Sir – Monday’s peace deal between the government in Indonesia and the Free Aceh Movement stands in stark contrast to developments in Sri Lanka. In Sri Lanka, the assassination of the foreign minister, Lakshman Kadirgamar, calls into doubt the possibility of a similar breakthrough between the government and the Tamil Tigers.
The peace processes in both countries had gained momentum after the Boxing Day tsunami. Aid pouring into both countries forced the conflict parties to engage with each other to distribute food and medicine to survivors.
External mediators – Martti Ahtisaari’s initiative backed by the EU in Aceh, and the Norwegian government in Sri Lanka – offered their good offices to facilitate negotiations. Both conflicts had lasted for decades, and killed and wounded tens of thousands, mostly civilians.
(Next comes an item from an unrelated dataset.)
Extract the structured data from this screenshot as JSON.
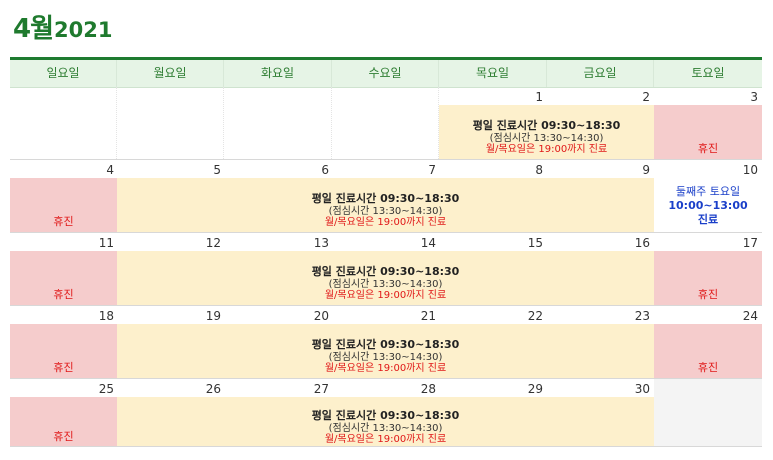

All sides had committed human rights violations, and attempts to settle the conflict had failed.
For all those similarities, Aceh seems to have achieved the peace agreement that still eludes Sri Lanka. Why?
One explanation lies in the disaster itself: Aceh was the worst hit of all regions
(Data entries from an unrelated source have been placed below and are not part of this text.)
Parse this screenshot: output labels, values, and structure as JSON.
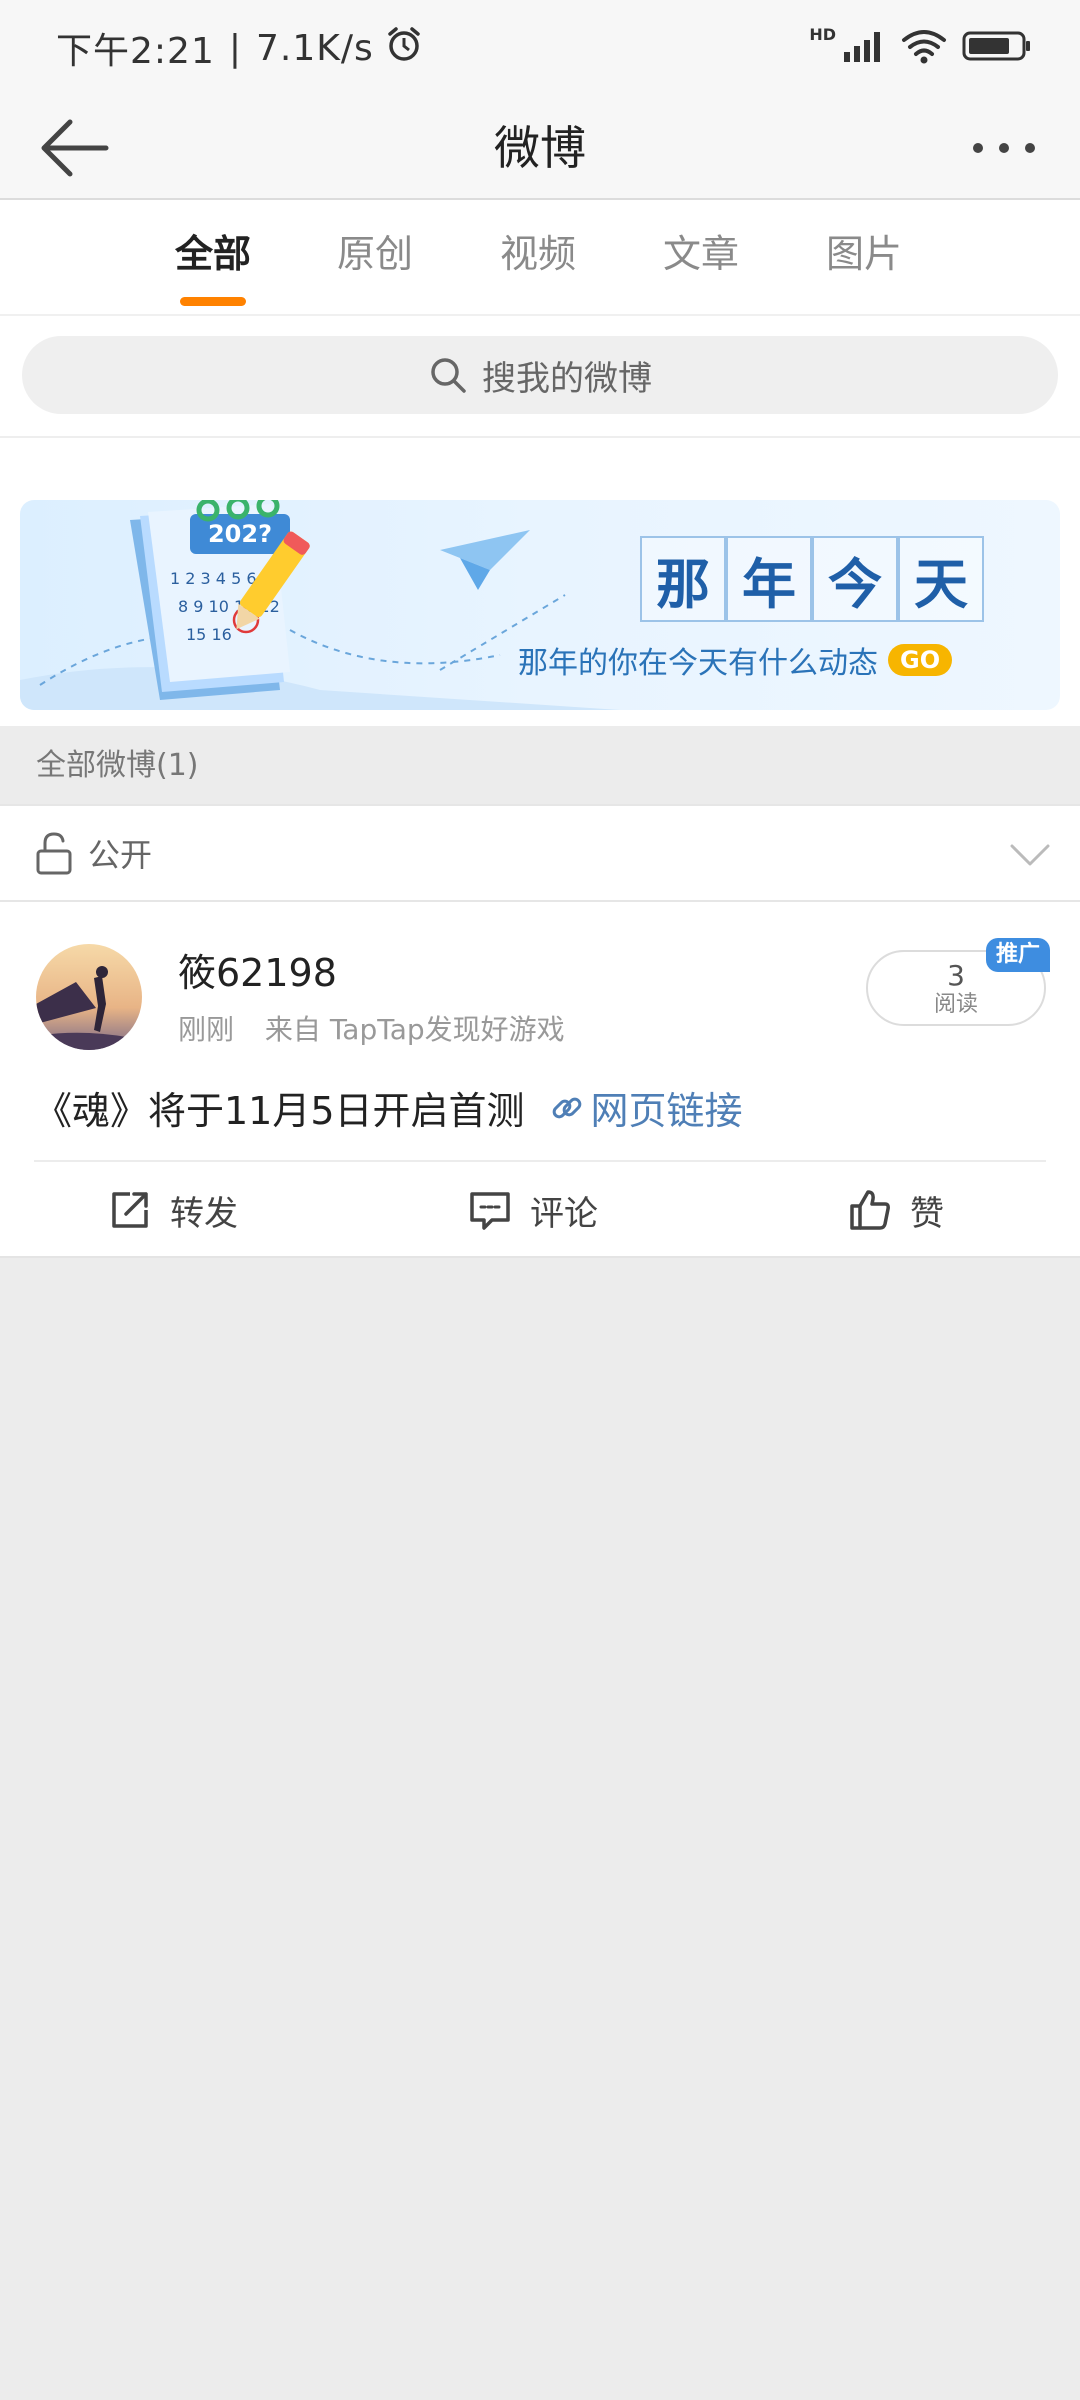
{
  "status_bar": {
    "time": "下午2:21",
    "network_speed": "7.1K/s",
    "hd_label": "HD",
    "icons": [
      "alarm-icon",
      "signal-icon",
      "wifi-icon",
      "battery-icon"
    ]
  },
  "nav": {
    "title": "微博",
    "back_icon": "back-arrow-icon",
    "more_icon": "more-icon"
  },
  "tabs": [
    {
      "label": "全部",
      "active": true
    },
    {
      "label": "原创",
      "active": false
    },
    {
      "label": "视频",
      "active": false
    },
    {
      "label": "文章",
      "active": false
    },
    {
      "label": "图片",
      "active": false
    }
  ],
  "search": {
    "placeholder": "搜我的微博"
  },
  "banner": {
    "title_chars": [
      "那",
      "年",
      "今",
      "天"
    ],
    "subtitle": "那年的你在今天有什么动态",
    "go_label": "GO",
    "calendar_year": "202?"
  },
  "section_header": "全部微博(1)",
  "visibility": {
    "label": "公开"
  },
  "post": {
    "username": "筱62198",
    "time": "刚刚",
    "source": "来自 TapTap发现好游戏",
    "read_count": "3",
    "read_label": "阅读",
    "promo_tag": "推广",
    "text": "《魂》将于11月5日开启首测",
    "link_label": "网页链接",
    "actions": {
      "repost": "转发",
      "comment": "评论",
      "like": "赞"
    }
  },
  "colors": {
    "accent": "#ff8200",
    "link": "#4f7fb6",
    "promo": "#3e8de0",
    "go": "#f7b500",
    "background": "#ececec"
  }
}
affected, the death toll in Indonesia being more than twice as high as in Sri Lanka.
Another explanation lies in the way in which governments and rebel leaders responded. The Indonesian government and Free Aceh Movement quickly used the opportunity created by international attention, aid and a new sense of priorities and began negotiating in earnest. In Sri Lanka, it took several weeks before the two sides even could agree on how aid was to be distributed.
In addition, in Sri Lanka the Tamil Tigers were split and one of their senior commanders had broken away from the movement. The president of Sri Lanka, only a month before the tsunami struck, had won an election showdown with her more compromise-willing prime minister after a public disagreement over where the peace process should go.
In Indonesia, meanwhile, Susilo Bambang Yudhoyono, a retired general, had won the presidential elections in September 2004. The day after the disaster, the exgeneral, who has by no means an unblemished record in terms of respect for human rights, ordered the Indonesian security forces to halt all offensive operations against insurgents in Aceh and to focus on humanitarian operations in the province. Eventually, the Free Aceh Movement followed suit.
Two conclusions can be drawn. International assistance is vital for peace agreements, but ultimately local leaders need to negotiate them. In Indonesia, government and former rebel leaders have proved worthy of international support – without it, chances of lasting peace would be unfairly diminished.
Professor Stefan Wolff, University of Bath